As always, these battles are never won, just pushed forward to new terrain. Since the fund started (Global Fund to fight against AIDS, TB and malaria), the continuing battle has been to get the resources the fund needs on a long-term reliable basis, and to help the low income countries to prepare and implement plans that are commensurate with their challenge. Still, after years of extreme neglect, the battle against AIDS, malaria, and TB has finally been joined.

P 208 par 1
In general, Africa lacks irrigation, and more than 90 percent of the food crops are rain fed. Rainfall tends to be highly variable in the sub humid savannah and the arid Sahel near the Sahara. Farmers lack access to roads, markets and fertilizers. Soils have been long depleted of nutrients as the result of repeated harvests without the benefit of chemical or organic nutrient inputs. Without transport, telecommunications, clinics and fertilizers, the hunger-disease-poverty nexus has only deepened.

P266 par 2
Today’s situation is a bit like the old Soviet workers’ joke: “We pretend to work, and you pretend to pay us!” Many poor countries today pretend to reform while rich countries pretend to help them, raising the cynicism to a pretty high level. Many low-income countries go through the motions of reform, doing little in practice and expecting even less in return. The aid agencies, on their part, focus on projects at a symbolic rather than national scale, just big enough to make good headlines.

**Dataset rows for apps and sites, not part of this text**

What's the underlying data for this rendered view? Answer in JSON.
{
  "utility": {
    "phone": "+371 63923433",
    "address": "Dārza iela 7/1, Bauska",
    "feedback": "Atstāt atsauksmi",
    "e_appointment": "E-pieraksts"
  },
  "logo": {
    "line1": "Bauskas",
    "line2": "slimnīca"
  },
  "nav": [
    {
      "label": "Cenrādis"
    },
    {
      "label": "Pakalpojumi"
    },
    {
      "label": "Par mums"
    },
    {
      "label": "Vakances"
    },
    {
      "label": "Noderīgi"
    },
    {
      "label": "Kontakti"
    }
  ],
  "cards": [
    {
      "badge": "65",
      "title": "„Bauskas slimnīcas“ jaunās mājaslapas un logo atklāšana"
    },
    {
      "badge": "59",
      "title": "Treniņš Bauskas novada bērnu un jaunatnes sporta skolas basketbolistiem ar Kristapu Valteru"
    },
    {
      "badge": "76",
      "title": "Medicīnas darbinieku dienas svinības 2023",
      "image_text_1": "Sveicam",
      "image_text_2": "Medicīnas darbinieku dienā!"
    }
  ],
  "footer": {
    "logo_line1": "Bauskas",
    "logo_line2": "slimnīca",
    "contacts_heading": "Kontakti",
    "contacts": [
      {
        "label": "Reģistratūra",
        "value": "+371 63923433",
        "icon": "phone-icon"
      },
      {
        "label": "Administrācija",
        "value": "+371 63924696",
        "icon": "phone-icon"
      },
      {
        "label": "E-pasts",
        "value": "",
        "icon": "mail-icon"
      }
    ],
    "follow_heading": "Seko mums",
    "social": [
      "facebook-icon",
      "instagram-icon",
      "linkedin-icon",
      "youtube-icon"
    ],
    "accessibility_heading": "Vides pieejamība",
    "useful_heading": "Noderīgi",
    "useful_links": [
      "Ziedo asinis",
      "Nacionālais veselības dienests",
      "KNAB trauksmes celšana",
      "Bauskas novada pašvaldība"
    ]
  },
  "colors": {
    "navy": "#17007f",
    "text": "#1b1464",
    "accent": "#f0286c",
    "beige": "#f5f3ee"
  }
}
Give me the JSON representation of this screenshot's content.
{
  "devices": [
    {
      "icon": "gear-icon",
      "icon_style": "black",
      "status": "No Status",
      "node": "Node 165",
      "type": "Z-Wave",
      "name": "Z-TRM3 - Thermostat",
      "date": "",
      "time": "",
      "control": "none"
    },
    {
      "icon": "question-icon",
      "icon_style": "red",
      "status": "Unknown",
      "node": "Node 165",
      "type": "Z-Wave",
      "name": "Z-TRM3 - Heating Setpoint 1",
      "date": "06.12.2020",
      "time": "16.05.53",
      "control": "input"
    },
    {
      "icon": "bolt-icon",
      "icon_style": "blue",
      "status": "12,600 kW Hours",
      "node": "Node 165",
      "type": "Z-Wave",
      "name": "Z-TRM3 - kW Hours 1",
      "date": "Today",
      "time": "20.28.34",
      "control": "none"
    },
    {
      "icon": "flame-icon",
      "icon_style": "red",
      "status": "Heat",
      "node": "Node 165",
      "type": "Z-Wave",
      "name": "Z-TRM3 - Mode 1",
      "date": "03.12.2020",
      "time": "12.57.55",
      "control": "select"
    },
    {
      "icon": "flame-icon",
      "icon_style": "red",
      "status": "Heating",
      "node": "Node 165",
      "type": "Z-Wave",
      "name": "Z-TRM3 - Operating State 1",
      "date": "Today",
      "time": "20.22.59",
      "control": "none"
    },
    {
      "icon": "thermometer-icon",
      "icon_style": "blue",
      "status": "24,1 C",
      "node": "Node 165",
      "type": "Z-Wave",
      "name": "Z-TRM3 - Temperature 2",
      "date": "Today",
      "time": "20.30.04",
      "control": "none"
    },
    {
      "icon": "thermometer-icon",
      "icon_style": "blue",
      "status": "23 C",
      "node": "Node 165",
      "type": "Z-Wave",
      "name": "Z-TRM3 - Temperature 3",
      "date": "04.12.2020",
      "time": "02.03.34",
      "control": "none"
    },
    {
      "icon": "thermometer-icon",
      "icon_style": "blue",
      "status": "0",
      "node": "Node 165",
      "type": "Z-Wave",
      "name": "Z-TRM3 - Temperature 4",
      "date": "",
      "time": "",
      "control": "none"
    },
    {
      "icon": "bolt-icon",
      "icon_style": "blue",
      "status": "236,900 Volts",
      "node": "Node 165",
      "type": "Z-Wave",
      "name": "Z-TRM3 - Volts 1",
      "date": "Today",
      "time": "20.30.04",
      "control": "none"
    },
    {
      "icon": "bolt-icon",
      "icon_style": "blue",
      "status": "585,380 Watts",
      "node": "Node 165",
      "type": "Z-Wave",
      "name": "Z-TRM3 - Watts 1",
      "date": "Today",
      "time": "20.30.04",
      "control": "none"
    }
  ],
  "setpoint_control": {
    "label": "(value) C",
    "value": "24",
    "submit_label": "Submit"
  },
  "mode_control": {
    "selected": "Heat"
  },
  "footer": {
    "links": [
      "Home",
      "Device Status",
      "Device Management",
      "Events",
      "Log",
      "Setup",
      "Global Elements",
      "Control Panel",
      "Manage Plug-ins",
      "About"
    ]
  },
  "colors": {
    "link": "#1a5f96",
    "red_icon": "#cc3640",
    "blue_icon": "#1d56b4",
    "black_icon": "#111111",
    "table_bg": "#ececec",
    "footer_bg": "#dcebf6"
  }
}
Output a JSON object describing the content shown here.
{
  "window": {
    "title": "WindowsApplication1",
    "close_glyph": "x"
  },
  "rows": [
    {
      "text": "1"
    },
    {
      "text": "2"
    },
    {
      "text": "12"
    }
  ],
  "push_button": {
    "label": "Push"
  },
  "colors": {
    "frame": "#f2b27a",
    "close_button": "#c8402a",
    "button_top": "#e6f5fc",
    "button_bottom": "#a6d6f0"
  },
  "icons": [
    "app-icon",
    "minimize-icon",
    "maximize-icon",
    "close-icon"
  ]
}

P309 par 2
Napoleon famously declared, “History is a fable often told.”

P311 page 2
“… (Africans) don’t know what western time is. You have to take these (anti-AIDS) drugs a certain number of hours each day, or they don’t work. Many people in Africa have never seen a clock or a watch their entire lives. And if you say, one o’clock in the afternoon, they do not know what you are talking about. They know morning, they know noon, they know evening, the know darkness of night.”

Andrew Natsios (USAID New Administrator) was asked about his ideas on introducing ARVs into a low-income setting.

It’s a real pretty stupid statement coming from someone I expect to be of knowledgeable. Although I don’t work on rural healthcare – my visits around the community (including clinics and hospitals) have made me realize that Mozambicans know about time – it’s just ‘the sense of urgency’ that needs to be realized. Even without clocks, even if these people haven’t seen clocks in their life they have radios and its everywhere even in the remote areas – and they do tell the time – IN THEIR OWN LANGUAGE NOT WESTERN.

Christian Tena